ALIA publishes several journals, including ALJ (the Australian Library Journal), AARL (Australian Academic & Research Libraries) and inCite, their monthly news magazine to members. Selected articles from these journals are available on the ALIA website.

ALIA National Office staff are based in ALIA House in the nation's capital, Canberra.

See also[edit]

References[edit]

  1. ^ "LIBRARIANS.". The Canberra Times (ACT : 1926 - 1995) (ACT: National Library of Australia). 21 August 1937. p. 2. Retrieved 14 July 2014. 
  2. ^ "LIBRARIANS' INSTITUTE.". Examiner (Launceston, Tas. : 1900 - 1954) (Launceston, Tas.: National Library of Australia). 23 August 1937. p. 8 Edition: LATE NEWS EDITION and DAILY. Retrieved 14 July 2014. 
  3. ^ Australian Library History Conference (9th : 2009 : Prahan, Vic.); McMullin, B. J. (Brian John) (2010), Collections, characters and communities : the shaping of libraries in Australia and New Zealand, Australian Scholarly Publishing, ISBN 978-1-921509-61-2 
  4. ^ Whyte, Jean P. (Jean Primrose); Jones, David J. (David John), 1946- (2007), Uniting a profession : the Australian Institute of Librarians 1937-1949, Australian Library and Information Association, ISBN 978-0-86804-565-8 

Further reading[edit]

  • Browne, Mairéad (February 1999). "Threat or promise?

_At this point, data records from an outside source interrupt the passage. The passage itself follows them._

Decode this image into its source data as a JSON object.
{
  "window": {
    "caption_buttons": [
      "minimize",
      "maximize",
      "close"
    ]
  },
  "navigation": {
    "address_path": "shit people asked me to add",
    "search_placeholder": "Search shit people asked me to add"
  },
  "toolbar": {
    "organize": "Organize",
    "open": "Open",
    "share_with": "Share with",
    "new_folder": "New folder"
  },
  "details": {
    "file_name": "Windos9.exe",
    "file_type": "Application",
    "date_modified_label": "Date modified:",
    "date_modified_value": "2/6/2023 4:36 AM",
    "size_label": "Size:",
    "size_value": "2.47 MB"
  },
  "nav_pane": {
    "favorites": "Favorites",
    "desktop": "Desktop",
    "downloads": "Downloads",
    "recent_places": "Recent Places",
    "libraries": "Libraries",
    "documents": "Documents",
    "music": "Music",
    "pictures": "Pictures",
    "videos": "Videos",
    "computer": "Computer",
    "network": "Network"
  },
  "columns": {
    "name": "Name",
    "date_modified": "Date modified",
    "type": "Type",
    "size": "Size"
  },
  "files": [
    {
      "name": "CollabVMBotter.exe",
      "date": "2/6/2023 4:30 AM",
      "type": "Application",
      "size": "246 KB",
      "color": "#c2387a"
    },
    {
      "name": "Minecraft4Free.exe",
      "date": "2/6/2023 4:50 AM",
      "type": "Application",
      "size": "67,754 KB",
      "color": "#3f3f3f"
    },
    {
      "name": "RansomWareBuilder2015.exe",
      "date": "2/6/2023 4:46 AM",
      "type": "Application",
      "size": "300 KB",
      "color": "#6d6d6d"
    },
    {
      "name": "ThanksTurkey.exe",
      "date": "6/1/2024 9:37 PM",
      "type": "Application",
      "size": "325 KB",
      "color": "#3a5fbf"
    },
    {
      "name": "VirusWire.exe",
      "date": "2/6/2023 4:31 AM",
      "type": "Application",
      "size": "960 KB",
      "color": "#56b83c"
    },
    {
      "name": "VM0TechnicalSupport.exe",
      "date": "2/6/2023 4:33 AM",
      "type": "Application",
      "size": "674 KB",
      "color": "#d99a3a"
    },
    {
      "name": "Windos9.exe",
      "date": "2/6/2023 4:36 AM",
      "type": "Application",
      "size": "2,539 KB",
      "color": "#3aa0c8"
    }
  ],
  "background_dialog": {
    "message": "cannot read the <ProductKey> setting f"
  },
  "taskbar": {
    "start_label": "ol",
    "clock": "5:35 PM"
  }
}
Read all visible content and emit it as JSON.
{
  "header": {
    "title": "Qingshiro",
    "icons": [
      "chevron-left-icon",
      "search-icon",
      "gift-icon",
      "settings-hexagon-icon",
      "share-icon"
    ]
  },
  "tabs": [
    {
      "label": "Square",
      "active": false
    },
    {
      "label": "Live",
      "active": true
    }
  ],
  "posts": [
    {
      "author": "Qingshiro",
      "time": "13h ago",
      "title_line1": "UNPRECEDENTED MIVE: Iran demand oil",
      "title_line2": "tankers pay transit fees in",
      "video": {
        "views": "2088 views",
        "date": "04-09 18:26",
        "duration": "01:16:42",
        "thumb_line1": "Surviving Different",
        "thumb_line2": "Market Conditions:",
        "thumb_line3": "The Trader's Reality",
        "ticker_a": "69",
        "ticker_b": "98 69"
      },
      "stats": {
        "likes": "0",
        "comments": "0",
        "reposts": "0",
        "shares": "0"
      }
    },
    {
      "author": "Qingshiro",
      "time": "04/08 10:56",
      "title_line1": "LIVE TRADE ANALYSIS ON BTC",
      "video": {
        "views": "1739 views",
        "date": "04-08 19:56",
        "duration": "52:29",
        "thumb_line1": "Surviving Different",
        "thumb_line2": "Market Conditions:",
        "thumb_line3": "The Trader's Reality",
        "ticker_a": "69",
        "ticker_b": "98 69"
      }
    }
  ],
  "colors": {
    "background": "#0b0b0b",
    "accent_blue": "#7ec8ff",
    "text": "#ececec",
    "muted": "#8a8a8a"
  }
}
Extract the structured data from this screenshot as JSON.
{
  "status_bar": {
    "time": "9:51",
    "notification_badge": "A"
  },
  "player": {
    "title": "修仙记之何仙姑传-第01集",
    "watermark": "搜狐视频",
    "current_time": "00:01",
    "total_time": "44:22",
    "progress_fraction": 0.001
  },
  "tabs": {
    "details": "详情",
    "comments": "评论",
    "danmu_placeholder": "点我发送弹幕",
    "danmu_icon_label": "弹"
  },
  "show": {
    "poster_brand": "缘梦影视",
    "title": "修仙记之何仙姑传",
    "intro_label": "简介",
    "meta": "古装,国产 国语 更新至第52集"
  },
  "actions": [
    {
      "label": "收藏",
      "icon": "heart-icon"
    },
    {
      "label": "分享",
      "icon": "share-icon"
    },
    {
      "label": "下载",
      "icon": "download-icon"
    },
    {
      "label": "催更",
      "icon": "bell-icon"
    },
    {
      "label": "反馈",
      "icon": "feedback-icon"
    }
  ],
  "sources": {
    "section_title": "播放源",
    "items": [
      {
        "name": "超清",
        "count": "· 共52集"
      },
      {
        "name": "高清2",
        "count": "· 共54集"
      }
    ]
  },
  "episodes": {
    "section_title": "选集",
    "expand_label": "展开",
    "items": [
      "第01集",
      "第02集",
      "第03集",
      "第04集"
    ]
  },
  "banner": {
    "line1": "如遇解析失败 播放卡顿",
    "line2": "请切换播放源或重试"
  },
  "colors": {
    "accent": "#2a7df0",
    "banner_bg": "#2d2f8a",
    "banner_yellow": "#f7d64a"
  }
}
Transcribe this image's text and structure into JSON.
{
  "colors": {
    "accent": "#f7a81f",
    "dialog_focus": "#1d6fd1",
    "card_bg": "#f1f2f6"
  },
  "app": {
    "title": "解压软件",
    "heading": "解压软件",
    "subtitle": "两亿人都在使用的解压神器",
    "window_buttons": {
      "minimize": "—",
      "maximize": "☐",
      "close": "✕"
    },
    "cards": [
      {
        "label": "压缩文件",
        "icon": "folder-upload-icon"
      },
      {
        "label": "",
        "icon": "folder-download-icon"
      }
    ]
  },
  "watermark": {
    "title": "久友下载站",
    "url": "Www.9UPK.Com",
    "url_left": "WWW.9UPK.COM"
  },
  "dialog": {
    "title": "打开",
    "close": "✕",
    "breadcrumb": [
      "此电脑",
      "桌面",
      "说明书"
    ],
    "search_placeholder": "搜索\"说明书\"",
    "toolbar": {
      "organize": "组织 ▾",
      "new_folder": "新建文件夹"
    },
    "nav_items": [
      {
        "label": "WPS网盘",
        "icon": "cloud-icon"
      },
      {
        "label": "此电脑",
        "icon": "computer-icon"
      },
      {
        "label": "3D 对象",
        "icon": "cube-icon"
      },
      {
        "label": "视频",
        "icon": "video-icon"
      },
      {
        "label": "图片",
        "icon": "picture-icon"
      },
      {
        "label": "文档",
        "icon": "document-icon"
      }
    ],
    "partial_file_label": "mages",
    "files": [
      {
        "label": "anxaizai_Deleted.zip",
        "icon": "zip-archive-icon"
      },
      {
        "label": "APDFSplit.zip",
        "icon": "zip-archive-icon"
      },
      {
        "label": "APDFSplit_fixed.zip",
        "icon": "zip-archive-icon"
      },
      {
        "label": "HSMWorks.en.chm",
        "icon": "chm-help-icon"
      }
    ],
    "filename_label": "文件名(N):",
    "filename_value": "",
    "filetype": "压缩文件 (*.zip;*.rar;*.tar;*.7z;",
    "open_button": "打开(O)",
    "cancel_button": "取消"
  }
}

The information society and the information profession". The Australian Library Journal 48 (1): 17–32. 

External links[edit]